What this task involves - Please say how many lines in the records below contain the word "Rechtschreibprüfung". Give only the number.

Items from a data source
┏━━

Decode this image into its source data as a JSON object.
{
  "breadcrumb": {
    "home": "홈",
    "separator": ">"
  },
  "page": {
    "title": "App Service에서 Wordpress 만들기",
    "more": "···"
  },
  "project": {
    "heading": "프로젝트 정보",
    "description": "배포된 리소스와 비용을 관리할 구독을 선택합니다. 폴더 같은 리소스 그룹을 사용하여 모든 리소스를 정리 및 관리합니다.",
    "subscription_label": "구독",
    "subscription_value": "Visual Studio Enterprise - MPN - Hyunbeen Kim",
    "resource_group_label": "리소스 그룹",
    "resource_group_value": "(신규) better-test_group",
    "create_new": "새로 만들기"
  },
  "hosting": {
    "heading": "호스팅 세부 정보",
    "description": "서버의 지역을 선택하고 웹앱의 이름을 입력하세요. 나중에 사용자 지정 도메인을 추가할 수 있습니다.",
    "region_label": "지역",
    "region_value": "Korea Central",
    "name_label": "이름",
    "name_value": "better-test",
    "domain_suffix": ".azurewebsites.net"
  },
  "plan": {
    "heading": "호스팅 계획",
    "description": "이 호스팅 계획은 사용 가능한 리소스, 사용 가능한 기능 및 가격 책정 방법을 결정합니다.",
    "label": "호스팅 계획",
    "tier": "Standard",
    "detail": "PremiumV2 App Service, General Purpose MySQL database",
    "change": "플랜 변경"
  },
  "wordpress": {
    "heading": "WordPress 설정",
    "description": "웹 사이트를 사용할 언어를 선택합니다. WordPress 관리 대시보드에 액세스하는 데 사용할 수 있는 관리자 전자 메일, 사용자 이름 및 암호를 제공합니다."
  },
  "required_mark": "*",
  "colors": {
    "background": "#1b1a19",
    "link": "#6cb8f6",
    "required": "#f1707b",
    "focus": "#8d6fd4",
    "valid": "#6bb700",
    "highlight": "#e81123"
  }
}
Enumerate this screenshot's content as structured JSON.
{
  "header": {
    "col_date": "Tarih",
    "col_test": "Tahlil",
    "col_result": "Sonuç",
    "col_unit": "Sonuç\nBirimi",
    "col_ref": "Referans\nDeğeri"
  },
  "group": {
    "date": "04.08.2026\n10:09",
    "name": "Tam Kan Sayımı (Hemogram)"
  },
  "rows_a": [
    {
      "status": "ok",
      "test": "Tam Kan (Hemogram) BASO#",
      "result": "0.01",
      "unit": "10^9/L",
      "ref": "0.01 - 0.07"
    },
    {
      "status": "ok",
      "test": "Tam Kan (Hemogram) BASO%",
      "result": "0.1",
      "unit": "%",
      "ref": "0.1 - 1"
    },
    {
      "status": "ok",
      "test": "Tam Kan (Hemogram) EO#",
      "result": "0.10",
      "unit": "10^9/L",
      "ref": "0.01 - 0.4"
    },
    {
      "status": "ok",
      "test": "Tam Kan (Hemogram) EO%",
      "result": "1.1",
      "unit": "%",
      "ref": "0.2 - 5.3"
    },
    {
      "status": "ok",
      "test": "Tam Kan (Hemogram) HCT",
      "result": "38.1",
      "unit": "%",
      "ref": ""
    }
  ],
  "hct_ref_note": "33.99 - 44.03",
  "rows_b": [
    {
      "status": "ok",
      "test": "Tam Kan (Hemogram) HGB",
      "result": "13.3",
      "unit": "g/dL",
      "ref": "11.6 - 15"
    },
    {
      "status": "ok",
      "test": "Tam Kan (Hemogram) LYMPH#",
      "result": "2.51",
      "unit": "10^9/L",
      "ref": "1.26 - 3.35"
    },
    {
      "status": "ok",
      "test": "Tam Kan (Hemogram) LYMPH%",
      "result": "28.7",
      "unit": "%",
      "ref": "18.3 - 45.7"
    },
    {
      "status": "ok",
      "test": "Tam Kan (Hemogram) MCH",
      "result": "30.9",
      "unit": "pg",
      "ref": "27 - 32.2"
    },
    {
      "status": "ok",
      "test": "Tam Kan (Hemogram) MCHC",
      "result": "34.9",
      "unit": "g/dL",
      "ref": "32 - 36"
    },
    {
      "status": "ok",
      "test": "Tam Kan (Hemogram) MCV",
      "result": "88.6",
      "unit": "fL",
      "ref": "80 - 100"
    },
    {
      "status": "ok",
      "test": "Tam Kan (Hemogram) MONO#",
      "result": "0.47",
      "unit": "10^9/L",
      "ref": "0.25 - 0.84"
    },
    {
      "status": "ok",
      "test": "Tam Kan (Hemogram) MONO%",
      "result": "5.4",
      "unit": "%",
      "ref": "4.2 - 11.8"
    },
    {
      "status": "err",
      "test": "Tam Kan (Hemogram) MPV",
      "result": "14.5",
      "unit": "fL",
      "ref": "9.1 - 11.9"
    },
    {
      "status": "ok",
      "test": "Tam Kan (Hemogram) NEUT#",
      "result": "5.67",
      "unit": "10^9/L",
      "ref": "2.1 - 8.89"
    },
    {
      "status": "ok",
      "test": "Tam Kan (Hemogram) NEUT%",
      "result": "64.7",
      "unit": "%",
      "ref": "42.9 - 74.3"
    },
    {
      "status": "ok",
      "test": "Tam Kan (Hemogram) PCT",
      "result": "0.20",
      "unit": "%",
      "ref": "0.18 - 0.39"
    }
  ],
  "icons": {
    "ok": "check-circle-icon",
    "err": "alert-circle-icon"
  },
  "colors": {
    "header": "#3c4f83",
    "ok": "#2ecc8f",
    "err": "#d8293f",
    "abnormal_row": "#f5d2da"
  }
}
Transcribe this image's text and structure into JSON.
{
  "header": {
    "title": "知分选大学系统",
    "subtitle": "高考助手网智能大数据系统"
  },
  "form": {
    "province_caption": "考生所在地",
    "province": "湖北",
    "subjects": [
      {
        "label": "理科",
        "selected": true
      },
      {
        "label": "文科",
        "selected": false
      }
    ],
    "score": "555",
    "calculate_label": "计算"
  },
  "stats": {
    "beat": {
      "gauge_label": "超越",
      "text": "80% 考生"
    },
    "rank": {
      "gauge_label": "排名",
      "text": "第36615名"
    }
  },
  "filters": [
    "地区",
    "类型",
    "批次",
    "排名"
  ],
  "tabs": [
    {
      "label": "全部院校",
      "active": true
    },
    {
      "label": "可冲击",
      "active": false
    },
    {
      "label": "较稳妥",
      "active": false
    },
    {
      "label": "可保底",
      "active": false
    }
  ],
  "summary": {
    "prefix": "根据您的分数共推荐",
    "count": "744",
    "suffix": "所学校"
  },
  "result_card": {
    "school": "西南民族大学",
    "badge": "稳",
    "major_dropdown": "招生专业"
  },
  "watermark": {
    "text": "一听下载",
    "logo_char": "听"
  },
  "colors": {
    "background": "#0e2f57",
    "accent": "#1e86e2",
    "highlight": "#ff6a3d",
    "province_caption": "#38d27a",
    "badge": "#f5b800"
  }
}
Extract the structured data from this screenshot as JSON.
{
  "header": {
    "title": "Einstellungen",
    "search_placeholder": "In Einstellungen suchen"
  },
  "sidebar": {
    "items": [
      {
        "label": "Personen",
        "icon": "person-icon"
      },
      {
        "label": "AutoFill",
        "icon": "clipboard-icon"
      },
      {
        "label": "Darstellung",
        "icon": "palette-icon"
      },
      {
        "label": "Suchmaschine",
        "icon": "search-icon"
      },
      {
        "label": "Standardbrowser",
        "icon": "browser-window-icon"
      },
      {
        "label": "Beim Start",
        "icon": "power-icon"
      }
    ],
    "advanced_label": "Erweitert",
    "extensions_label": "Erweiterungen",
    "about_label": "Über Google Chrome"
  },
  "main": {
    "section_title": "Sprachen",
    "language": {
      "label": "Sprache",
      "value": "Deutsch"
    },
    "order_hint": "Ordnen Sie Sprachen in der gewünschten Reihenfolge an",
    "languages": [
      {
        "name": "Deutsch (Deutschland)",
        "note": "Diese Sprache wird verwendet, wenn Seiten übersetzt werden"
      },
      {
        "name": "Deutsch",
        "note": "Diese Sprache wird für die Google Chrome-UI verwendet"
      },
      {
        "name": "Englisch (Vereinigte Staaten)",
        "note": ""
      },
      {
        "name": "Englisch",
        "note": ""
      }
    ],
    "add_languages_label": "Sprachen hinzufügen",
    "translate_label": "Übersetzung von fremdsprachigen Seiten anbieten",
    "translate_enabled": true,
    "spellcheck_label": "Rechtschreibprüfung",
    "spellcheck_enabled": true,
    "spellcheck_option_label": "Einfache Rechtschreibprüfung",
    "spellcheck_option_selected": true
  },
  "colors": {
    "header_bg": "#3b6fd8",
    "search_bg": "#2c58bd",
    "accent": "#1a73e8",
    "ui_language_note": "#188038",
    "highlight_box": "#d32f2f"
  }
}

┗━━

Problem solution - 2